____ RECORDS FOR THE TASK

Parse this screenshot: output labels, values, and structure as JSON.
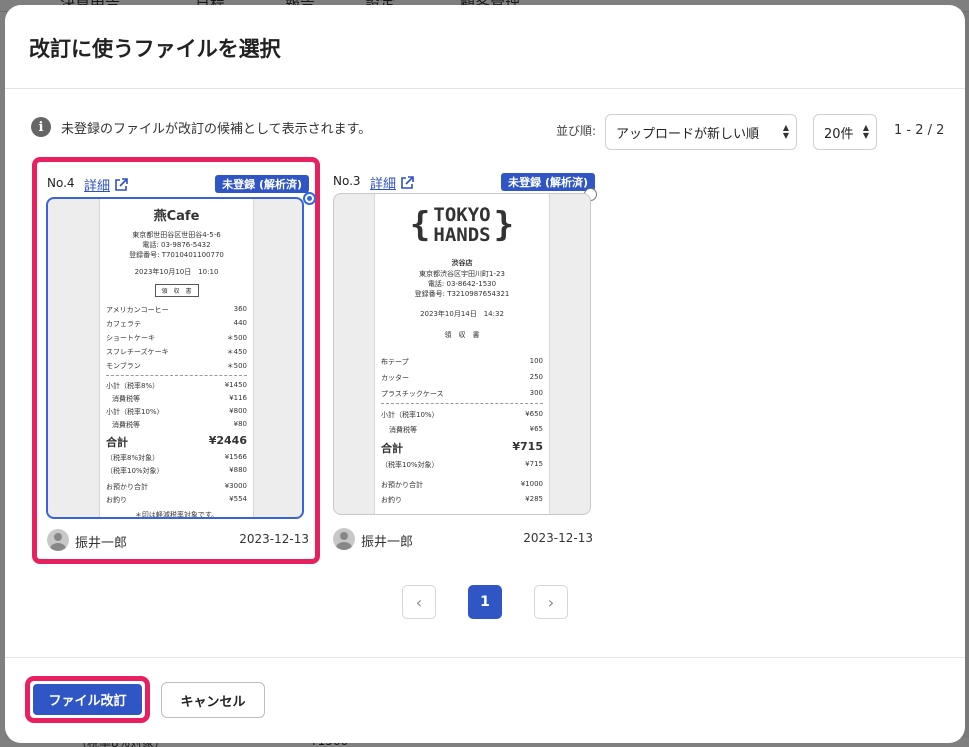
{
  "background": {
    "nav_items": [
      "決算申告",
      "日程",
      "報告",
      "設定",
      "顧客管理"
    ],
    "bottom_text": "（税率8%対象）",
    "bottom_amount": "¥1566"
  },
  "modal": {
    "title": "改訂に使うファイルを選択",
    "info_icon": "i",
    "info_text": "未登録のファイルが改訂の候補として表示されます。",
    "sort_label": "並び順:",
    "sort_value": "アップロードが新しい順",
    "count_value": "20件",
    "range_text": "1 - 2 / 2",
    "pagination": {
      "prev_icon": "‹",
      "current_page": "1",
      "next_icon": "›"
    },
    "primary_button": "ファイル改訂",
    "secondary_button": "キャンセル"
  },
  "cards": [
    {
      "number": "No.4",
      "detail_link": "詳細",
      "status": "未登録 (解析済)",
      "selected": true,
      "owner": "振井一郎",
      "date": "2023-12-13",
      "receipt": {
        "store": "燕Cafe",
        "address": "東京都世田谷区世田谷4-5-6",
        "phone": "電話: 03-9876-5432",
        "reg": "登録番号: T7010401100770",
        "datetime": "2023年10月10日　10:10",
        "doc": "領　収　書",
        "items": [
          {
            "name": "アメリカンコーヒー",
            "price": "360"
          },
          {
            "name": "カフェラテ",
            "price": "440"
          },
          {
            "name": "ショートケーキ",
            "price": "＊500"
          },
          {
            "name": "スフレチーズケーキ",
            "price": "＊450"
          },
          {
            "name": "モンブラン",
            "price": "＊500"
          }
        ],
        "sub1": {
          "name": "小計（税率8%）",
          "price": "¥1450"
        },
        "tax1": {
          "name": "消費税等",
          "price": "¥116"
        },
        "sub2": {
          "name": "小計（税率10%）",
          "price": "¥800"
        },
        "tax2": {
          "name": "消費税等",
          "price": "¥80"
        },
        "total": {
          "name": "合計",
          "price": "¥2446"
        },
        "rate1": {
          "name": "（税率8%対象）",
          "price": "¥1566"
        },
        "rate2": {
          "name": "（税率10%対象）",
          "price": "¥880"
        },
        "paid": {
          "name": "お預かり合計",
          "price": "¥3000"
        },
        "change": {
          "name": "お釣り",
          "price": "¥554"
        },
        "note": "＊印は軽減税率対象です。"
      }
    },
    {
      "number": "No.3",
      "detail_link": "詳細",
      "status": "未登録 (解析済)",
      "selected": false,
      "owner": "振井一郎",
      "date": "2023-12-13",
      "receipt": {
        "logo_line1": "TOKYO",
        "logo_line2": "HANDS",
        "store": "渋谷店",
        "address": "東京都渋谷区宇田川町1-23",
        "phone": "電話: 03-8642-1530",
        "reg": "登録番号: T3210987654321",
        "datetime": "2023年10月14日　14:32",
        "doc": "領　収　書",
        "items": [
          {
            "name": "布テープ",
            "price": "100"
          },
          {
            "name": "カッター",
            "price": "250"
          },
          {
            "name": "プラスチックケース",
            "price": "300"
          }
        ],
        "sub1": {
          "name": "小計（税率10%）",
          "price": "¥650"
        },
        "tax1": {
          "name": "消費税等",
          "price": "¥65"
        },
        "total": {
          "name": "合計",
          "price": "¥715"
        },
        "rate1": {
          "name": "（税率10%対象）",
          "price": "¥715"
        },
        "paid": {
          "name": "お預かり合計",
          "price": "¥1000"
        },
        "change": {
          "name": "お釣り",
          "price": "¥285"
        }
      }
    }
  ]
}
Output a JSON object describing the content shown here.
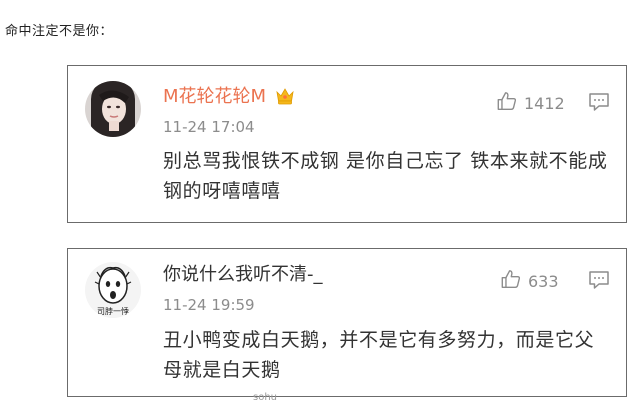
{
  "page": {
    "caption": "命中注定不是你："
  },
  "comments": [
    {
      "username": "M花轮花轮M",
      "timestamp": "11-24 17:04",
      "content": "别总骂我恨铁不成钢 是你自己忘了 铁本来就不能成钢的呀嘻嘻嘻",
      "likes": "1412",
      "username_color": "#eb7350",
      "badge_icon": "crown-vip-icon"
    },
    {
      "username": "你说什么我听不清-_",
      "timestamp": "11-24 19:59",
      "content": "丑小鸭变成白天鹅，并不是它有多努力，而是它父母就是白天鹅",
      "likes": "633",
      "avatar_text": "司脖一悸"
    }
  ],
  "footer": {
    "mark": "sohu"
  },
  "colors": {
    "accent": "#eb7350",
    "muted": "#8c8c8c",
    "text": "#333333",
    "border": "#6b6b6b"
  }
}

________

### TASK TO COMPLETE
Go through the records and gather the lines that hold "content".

### YOUR SOLUTION
Output a JSON object describing the content shown here.
      "content": "别总骂我恨铁不成钢 是你自己忘了 铁本来就不能成钢的呀嘻嘻嘻",
      "content": "丑小鸭变成白天鹅，并不是它有多努力，而是它父母就是白天鹅",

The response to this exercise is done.